But the point is this. We can’t just supplement our way to good health, but we also can’t just eat a “clean diet” and expect to be well nourished. What we need is a diet rich in the wide variety of nutrients our bodies need to create healthy inner nourishment. We are learning more and more how that works, yet I am sure that there are co-factors in our food that lay undiscovered still. The article works to prove that the diet that Dr. Price used was an excellent source of the many variables needed for a healthy, body nourishing diet.
Two answer a couple of questions. My idea from looking at Dr. Price’s writing again recently was that I have often failed to get a wide variety of these foods together in the same meal. Does that mean that we have to get that large of a meal that Dr. Price had feed to malnourished in one meal or else it won’t do any good? No. However, he was a firm believer that getting those minerals and nutrients together in a meal was important. One mistake I can make is giving out cod liver oil to everyone right before bed, while Dr. Price felt it was best given with a meal, as the nutrients in that (and butter oil) were co-factors to the minerals in the meal.

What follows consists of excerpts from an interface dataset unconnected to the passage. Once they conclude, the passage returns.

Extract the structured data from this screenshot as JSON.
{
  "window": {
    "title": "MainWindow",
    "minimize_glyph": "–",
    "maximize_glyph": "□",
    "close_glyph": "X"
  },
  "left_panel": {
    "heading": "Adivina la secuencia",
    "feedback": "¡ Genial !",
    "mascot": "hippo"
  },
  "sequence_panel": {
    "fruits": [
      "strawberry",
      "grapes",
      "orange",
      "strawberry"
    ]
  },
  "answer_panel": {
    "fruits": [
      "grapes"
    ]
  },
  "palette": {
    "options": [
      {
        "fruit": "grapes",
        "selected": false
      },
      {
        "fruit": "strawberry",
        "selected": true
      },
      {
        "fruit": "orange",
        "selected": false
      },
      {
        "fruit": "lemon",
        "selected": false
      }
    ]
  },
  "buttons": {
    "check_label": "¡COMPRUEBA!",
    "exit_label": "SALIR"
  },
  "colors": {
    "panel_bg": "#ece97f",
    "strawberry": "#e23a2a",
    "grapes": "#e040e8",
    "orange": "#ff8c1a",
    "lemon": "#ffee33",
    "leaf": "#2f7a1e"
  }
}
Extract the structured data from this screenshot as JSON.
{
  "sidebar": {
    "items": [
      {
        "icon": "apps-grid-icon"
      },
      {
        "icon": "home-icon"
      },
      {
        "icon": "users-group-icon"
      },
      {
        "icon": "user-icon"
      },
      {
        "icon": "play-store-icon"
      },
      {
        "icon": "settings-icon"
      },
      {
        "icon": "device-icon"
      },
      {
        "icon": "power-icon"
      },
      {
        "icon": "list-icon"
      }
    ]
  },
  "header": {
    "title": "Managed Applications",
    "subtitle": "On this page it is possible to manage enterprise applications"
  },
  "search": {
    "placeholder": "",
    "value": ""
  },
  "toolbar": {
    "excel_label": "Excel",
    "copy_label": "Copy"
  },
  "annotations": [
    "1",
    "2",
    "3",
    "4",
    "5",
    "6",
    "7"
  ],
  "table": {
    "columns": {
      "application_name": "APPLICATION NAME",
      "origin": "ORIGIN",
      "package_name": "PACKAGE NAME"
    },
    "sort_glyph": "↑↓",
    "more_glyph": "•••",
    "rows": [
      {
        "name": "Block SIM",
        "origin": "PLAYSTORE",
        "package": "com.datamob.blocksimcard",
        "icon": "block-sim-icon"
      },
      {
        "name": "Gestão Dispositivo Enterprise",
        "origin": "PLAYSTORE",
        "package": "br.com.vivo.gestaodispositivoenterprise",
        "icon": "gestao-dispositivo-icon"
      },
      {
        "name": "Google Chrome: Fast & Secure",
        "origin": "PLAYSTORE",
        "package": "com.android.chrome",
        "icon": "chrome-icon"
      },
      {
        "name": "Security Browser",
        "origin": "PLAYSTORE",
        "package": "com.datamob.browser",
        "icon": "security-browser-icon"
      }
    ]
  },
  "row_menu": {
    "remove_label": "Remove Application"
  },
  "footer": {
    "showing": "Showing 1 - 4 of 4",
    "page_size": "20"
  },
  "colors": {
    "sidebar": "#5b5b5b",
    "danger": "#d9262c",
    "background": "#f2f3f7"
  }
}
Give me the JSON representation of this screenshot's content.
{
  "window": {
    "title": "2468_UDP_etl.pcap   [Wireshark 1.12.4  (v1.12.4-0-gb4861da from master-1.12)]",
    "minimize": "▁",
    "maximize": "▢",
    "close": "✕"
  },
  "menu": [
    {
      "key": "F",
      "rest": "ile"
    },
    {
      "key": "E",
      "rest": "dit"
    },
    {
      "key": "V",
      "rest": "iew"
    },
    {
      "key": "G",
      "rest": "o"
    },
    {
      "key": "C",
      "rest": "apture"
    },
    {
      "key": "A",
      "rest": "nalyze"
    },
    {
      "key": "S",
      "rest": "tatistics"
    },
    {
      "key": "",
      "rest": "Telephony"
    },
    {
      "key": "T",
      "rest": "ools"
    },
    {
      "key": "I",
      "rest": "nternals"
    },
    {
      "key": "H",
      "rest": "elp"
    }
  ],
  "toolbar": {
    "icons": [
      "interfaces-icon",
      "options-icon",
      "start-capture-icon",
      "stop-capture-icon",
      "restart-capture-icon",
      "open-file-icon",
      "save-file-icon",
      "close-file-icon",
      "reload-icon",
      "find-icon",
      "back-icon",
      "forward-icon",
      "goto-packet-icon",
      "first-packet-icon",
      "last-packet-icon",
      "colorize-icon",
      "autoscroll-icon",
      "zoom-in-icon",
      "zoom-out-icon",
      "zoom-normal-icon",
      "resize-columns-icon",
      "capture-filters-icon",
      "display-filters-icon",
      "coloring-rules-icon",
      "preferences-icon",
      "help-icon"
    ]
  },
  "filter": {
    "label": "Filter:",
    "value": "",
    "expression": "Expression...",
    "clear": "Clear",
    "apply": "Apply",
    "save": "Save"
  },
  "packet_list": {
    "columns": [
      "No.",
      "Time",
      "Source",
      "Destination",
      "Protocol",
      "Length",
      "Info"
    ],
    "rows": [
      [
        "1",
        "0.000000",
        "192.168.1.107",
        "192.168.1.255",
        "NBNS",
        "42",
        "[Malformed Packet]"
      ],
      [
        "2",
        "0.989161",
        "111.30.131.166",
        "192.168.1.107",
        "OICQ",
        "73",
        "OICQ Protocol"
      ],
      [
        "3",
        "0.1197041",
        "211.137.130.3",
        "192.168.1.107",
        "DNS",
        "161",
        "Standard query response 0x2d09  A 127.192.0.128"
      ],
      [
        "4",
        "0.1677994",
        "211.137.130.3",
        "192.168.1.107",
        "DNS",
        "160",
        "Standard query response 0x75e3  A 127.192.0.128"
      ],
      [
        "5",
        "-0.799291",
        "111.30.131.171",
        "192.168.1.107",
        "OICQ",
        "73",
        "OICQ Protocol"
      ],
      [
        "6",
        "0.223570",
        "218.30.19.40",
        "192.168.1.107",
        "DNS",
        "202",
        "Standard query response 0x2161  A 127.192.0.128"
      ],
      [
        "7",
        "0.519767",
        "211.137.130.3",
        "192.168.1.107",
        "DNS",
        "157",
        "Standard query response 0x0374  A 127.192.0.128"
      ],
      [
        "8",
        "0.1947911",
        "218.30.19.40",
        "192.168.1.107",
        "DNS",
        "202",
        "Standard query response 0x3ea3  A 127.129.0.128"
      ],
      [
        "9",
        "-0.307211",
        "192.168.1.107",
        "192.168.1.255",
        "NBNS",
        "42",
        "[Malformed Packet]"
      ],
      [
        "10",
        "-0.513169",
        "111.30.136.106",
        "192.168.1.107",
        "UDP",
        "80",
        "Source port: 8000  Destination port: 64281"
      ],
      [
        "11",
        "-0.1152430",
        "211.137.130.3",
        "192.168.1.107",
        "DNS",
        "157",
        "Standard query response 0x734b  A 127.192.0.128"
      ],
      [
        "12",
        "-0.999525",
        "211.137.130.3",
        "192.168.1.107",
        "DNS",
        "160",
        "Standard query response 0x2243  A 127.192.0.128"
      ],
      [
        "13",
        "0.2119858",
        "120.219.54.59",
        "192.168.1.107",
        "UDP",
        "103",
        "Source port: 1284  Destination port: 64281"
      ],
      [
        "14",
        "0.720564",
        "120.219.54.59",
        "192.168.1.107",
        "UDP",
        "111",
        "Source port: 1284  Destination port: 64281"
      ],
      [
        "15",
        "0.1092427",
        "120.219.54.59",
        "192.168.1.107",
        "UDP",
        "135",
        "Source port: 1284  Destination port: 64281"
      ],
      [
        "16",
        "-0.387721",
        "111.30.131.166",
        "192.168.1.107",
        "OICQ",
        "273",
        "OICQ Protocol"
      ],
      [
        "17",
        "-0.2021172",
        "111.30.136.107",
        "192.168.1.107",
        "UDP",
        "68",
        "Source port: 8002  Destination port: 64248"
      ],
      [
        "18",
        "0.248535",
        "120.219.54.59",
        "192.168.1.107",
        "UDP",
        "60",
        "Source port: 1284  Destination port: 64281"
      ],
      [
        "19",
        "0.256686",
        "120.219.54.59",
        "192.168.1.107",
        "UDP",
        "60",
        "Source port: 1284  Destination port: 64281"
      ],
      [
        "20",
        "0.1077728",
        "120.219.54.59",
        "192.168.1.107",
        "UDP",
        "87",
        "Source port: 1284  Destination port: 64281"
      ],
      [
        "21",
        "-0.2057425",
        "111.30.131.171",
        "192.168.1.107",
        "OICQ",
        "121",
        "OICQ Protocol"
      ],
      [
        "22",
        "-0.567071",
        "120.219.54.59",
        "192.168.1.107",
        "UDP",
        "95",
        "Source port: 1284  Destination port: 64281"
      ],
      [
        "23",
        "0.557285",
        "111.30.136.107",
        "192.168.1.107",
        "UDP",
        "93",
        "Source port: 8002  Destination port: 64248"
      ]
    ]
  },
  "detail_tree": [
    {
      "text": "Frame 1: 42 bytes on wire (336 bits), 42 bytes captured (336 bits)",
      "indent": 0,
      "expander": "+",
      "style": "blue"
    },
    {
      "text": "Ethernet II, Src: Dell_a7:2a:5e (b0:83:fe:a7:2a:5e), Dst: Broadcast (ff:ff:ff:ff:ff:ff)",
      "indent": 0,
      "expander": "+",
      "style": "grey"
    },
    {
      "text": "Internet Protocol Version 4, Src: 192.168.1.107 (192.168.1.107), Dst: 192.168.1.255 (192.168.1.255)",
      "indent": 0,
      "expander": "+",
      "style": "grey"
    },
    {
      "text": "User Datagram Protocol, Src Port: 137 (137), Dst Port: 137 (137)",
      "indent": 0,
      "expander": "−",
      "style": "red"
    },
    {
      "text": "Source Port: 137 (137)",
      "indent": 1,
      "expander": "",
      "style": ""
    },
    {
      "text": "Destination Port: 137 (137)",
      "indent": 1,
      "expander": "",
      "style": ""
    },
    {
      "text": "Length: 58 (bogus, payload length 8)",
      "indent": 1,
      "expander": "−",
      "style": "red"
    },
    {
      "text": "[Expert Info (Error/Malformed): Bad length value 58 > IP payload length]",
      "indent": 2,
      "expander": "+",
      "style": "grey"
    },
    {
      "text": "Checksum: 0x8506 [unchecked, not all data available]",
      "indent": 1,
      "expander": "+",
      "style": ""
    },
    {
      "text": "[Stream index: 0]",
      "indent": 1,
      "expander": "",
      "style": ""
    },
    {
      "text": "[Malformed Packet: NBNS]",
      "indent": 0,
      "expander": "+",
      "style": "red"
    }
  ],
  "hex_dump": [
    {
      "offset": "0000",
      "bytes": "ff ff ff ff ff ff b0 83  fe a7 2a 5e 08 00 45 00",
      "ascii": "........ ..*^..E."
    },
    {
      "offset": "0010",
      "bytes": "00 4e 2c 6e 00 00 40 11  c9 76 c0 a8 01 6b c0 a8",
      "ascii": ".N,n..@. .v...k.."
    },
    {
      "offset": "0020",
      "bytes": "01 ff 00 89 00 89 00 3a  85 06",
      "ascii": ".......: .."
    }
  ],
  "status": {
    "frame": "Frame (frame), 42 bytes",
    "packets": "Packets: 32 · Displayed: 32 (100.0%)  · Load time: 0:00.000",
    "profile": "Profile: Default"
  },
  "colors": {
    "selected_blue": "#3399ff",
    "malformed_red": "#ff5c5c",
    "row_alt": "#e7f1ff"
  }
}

In other words, if you look at the diet he gave of 1 pint of stew, 2 cups of milk, fruit, cod liver oil, butter oil and butter, whole grains, and juice, you might not need to get all of that quantity down at one time, but it may be true that getting all of those nutritional factors into one meal is important. For example, I can easily eat the 2 cups of stew at a meal, but I only have one cup of milk with the meal, and have the other cup later or earlier. The fruit dessert is sometime replaced with vegetables or eaten a little later. That’s how I am feeling about it now, at least. But I’d love to hear your thoughts on it!
In closing, the point is this: Food works in a synergy together, something that many native groups of people seemed to understand without knowing the “science” behind it. Dr. Price was ahead of his time in understanding that not simple isolated nutrients were going to be solution to prevent malnourishment, but rather a full, well-balanced diet of nutrient dense foods.
Latest posts by KimiHarris (see all)
- Mini Grain Free Dark Chocolate Tarts - July 6, 2015
- Dairy Free Pineapple Whip - July 1, 2015
- 11 Research Driven Ways to Get a Good Night’s Sleep - June 24, 2015